ASRM and SART issue guidelines for specific ART practices, such as the number of embryos to be transferred in an ART procedure. More information is available from ASRM or SART at their websites; www.asrm.org external iconand www.sart.orgexternal icon.
For more information on specific clinics, contact the clinic directly. (See Appendix C: ART Clinics for contact information.) SART can also provide general information about its member clinics (call telephone 205-978-5000 or visit www.sart.orgexternal icon).
Resources for people experiencing infertility can be found at www.cdc.gov/reproductivehealth/infertility under Related Links. The CDC Division of Reproductive Health’s IVF Success Estimator tool can be found at www.cdc.gov/art/ivf-success-estimator. Resources for people interested in ART can be found at www.cdc.gov/art/whatis.html under Related Resources.
CDC continuously strives to present the most accurate and relevant ART fertility clinic success rates to help guide potential patients’ decisions. For the first time, clinic-specific success rates can now be accessed only online at www.cdc.gov/art/artdata/index.html. In addition, National Summary Figures of pooled US fertility clinic data are included in this report. Modifications in this report include the combined reporting of success rates for patients using their own eggs who are aged 41–42 or older than age 42 in the National Summary table (see page the National ART Summary section). This change is consistent with the online clinic and national data.
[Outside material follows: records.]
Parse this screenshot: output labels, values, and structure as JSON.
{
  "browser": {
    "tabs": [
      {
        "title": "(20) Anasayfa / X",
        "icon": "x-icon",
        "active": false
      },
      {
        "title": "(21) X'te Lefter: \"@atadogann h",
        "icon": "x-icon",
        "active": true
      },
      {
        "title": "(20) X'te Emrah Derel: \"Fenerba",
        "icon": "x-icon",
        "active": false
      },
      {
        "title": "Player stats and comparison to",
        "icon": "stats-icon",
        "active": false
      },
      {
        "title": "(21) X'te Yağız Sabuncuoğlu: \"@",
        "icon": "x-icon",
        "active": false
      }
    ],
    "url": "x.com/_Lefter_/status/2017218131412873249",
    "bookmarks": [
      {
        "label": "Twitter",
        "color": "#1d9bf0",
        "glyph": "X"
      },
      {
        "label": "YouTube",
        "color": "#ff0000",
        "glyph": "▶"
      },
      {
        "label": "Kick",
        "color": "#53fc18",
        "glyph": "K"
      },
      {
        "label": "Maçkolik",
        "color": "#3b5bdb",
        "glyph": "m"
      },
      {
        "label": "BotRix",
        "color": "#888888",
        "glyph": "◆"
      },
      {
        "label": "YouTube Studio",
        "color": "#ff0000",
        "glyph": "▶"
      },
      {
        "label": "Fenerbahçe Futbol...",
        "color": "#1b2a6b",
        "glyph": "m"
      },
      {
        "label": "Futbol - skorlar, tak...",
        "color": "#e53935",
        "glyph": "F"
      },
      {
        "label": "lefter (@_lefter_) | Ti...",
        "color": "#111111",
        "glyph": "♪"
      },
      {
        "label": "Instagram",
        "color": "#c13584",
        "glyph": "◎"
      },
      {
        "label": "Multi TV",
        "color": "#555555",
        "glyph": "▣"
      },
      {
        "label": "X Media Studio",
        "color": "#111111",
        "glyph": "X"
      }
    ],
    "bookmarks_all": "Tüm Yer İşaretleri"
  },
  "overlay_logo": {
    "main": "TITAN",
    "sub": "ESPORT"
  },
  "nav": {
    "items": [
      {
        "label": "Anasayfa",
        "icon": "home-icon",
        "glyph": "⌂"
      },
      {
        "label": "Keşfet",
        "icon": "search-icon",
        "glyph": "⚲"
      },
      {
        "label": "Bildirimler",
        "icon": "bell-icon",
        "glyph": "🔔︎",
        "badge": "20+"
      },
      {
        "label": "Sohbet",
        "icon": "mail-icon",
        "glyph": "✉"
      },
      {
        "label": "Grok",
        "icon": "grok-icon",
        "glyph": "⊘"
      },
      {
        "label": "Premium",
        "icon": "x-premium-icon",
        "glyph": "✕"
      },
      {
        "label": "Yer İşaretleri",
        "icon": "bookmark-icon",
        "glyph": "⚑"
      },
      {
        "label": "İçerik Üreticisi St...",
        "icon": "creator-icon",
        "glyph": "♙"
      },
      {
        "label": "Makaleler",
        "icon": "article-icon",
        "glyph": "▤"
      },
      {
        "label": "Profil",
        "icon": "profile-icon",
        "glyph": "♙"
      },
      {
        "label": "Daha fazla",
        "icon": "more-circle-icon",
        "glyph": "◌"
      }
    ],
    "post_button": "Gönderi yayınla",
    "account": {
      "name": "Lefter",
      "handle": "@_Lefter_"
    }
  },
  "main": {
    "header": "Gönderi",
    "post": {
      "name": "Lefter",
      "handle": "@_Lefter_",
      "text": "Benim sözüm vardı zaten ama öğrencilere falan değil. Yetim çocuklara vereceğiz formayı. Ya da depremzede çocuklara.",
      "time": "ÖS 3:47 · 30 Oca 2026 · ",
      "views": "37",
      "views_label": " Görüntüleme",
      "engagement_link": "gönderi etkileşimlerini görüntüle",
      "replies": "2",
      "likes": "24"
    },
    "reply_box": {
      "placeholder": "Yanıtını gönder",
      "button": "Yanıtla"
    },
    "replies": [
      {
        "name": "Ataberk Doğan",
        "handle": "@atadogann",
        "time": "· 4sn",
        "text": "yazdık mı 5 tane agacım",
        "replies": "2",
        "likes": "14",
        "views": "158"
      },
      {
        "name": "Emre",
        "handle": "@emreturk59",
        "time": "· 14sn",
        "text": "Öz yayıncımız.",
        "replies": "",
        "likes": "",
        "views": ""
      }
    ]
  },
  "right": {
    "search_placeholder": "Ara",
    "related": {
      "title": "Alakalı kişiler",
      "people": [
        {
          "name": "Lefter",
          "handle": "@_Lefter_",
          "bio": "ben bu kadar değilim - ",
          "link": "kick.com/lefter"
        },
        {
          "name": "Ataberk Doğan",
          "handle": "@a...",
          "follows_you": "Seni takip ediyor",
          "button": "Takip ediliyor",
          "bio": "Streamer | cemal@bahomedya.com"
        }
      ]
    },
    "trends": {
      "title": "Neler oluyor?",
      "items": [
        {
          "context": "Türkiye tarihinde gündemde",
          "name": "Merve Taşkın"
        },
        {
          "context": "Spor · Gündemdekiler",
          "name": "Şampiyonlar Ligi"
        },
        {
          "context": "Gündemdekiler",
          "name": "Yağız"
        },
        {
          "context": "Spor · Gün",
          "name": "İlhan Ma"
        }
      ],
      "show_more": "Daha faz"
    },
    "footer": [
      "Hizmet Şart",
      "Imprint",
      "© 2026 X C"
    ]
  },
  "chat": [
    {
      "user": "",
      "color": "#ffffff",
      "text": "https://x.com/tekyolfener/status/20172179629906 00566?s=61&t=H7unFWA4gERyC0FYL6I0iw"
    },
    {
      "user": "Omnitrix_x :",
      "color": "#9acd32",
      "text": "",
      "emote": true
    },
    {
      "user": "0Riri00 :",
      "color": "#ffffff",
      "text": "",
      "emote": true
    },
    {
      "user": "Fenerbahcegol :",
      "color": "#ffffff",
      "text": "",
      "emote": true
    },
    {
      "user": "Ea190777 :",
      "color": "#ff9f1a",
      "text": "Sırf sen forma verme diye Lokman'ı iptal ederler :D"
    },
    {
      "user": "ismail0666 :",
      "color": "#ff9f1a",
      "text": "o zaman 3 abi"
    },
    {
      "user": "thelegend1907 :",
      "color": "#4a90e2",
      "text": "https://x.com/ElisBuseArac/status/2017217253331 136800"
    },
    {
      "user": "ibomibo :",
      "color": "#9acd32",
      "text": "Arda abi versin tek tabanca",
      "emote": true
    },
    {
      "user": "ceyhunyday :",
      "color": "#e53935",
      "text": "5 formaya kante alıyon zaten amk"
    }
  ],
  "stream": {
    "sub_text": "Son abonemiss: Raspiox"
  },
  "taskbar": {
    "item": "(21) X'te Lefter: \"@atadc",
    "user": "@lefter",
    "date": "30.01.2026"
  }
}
In addition, the calculations for ART cycle discontinuation measures were updated to better reflect the following aspects of clinical care: discontinuation between cycle start and egg retrieval and discontinuation between egg retrieval and egg or embryo transfer or banking (see the How to Access and Interpret Fertility Clinic Success Rates section).